But when have we heard Republicans with similar intensity demand that Obama, Loretta Lynch, the NAACP, the Black Congressional Caucus, or any Democrat leaders call out by name these “domestic terrorists”? Indeed, a BLM official was welcomed to Obama’s White House and fulsomely praised. Obama and his AG Eric Holder serially reinforced the despicable lie that the police target innocent black men for murder, the pretext for BLM’s protests. A few Republicans commented on this abuse of public office, but we heard nothing like last week’s vehemence.
And how do the media get away with calling the Antifa protestors vague “counterprotestors,” when video footage shows them fighting with gusto and wielding weapons like staffs or even ignited aerosol spray-cans? How are the supremacists, who had legal permits to hold a rally and exercise of their First Amendment rights, the sole “cause” of the mayhem? Would that woman have died if the Antifa thugs, masters of the old anarchist “propaganda of the deed,” hadn’t infiltrated the protest and fueled the violence, as they have done numerous times across the country?

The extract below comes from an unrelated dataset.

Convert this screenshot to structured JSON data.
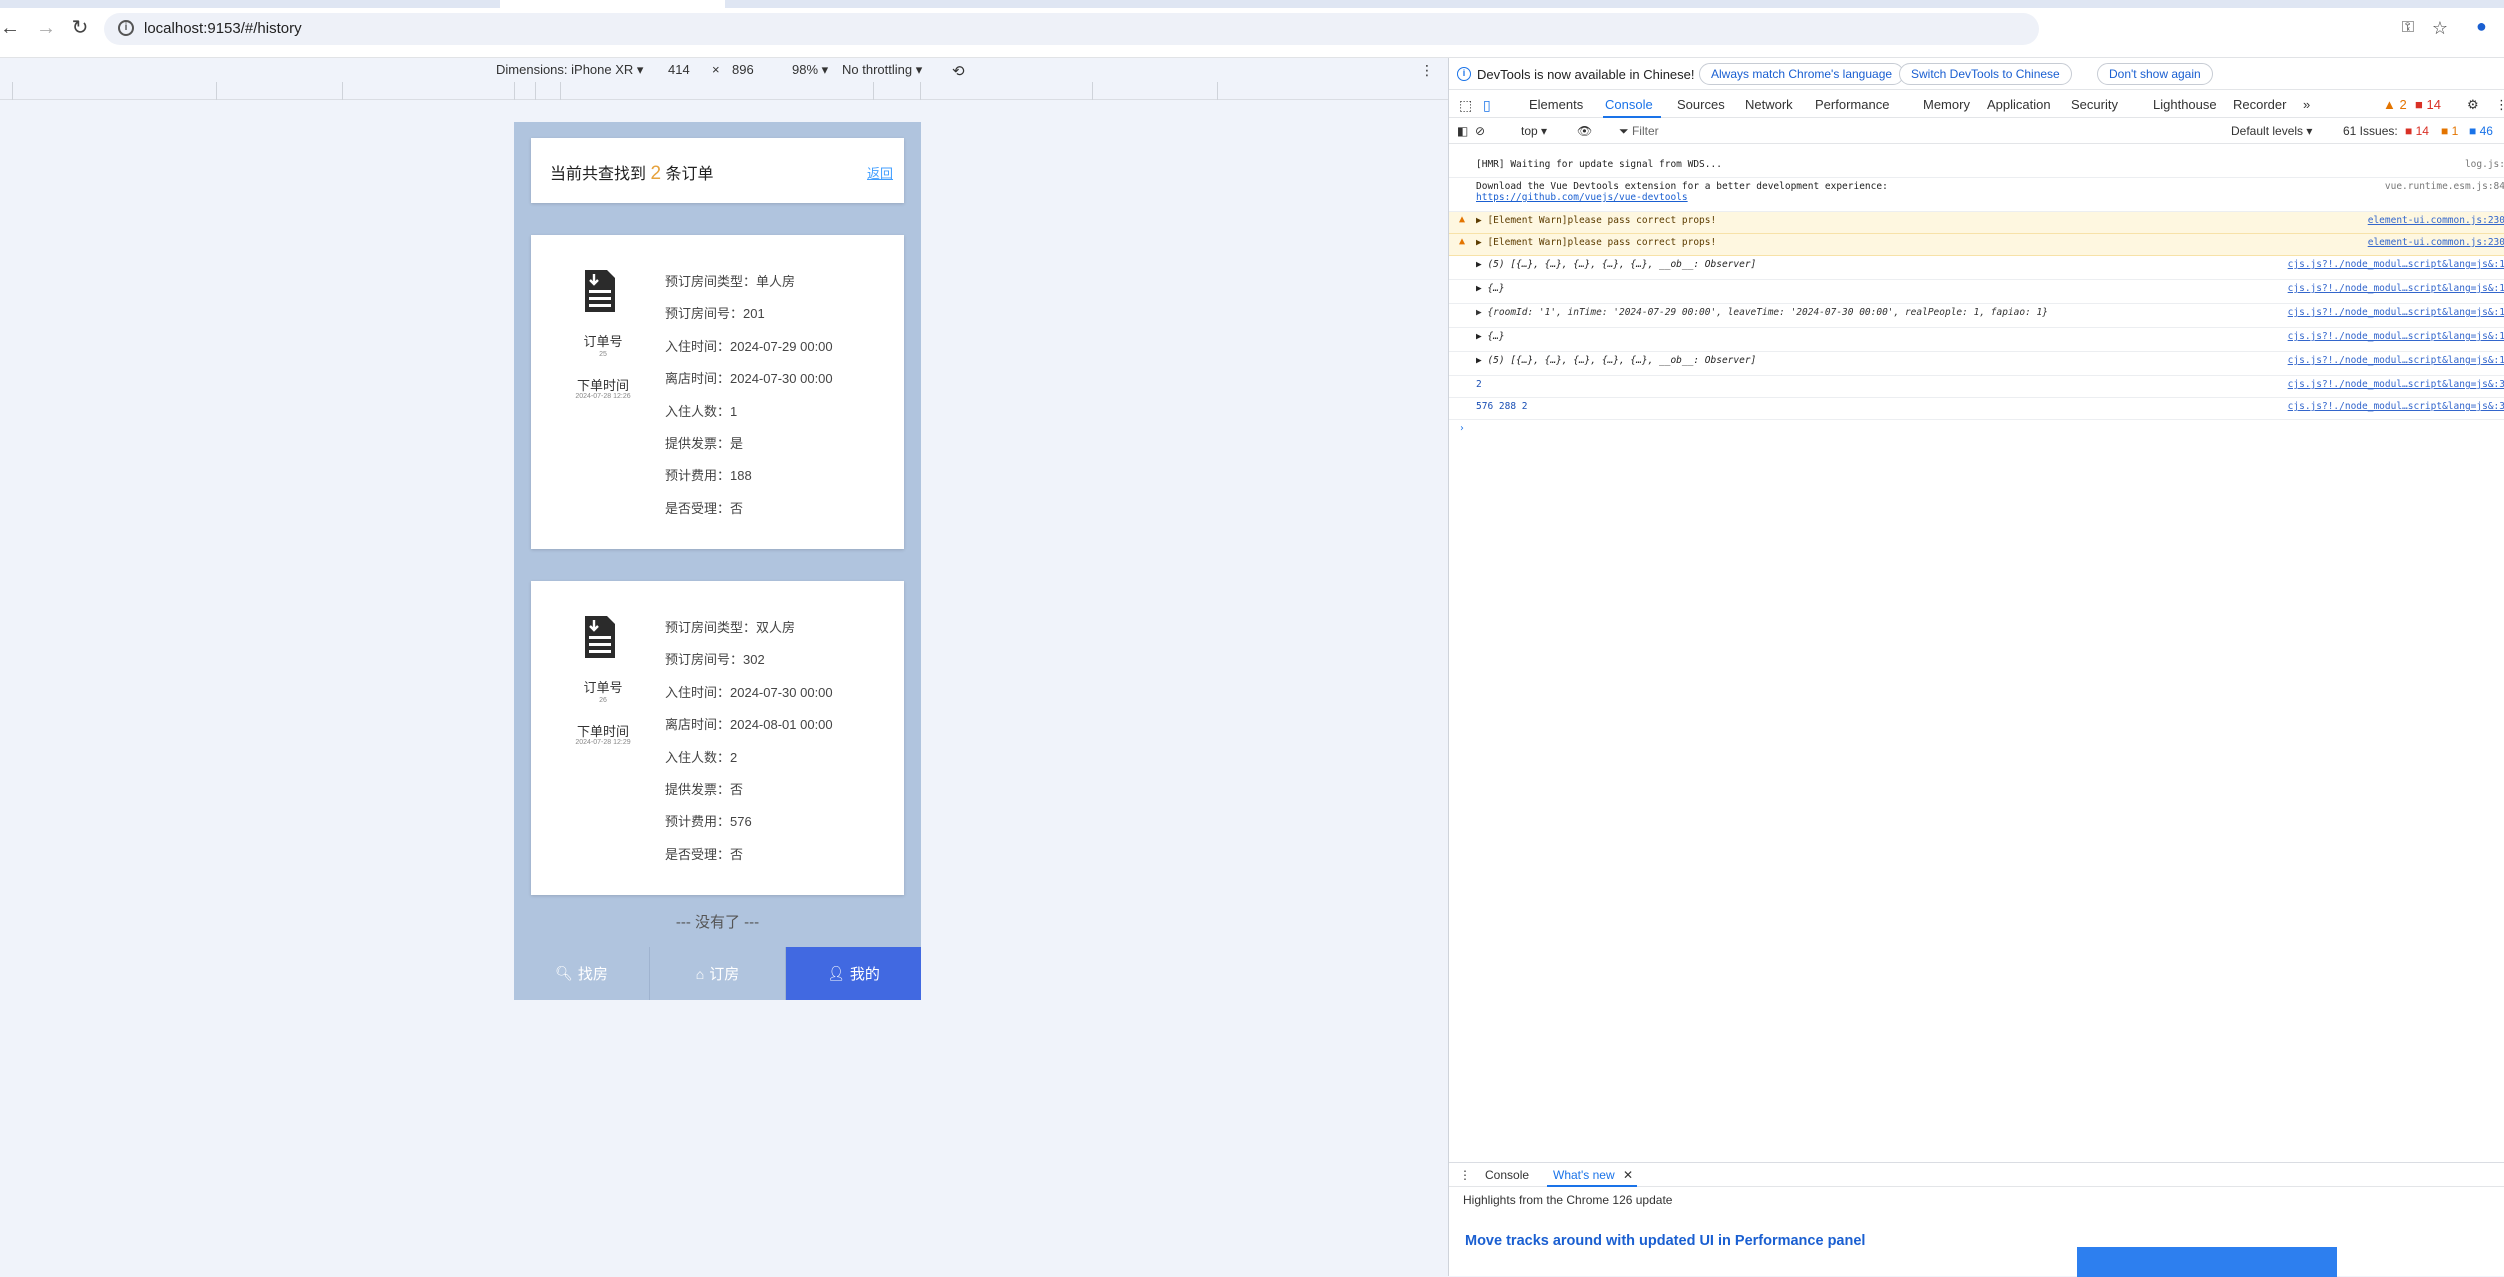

This isn’t “whataboutism,” the latest rationalization of NeverTrump apologists hiding their double standards. This is about using a consistent standard based on consistent principle, such as violence or murder should never be used to violate any group’s First Amendment rights, a principle that should be applied consistently without exception or rationalization or making some people’s rights or deaths more equal than others’.
Trump and his advisors need to understand how pervasive the left’s racial narrative is, and anticipate it when commenting on events like the Charlottesville killing. Once he has thrown a bone to the identity politics tribunes and fearful Republicans, then he should call out the leftist thugs and demand that their Democrat enablers condemn them by name. And don’t buy into the narrative that historical crimes give the victims’ descendants, no matter how free and privileged, a perpetual weapon to use against their political enemies. That claim is not about justice or morality. It is simply an instrument of political power.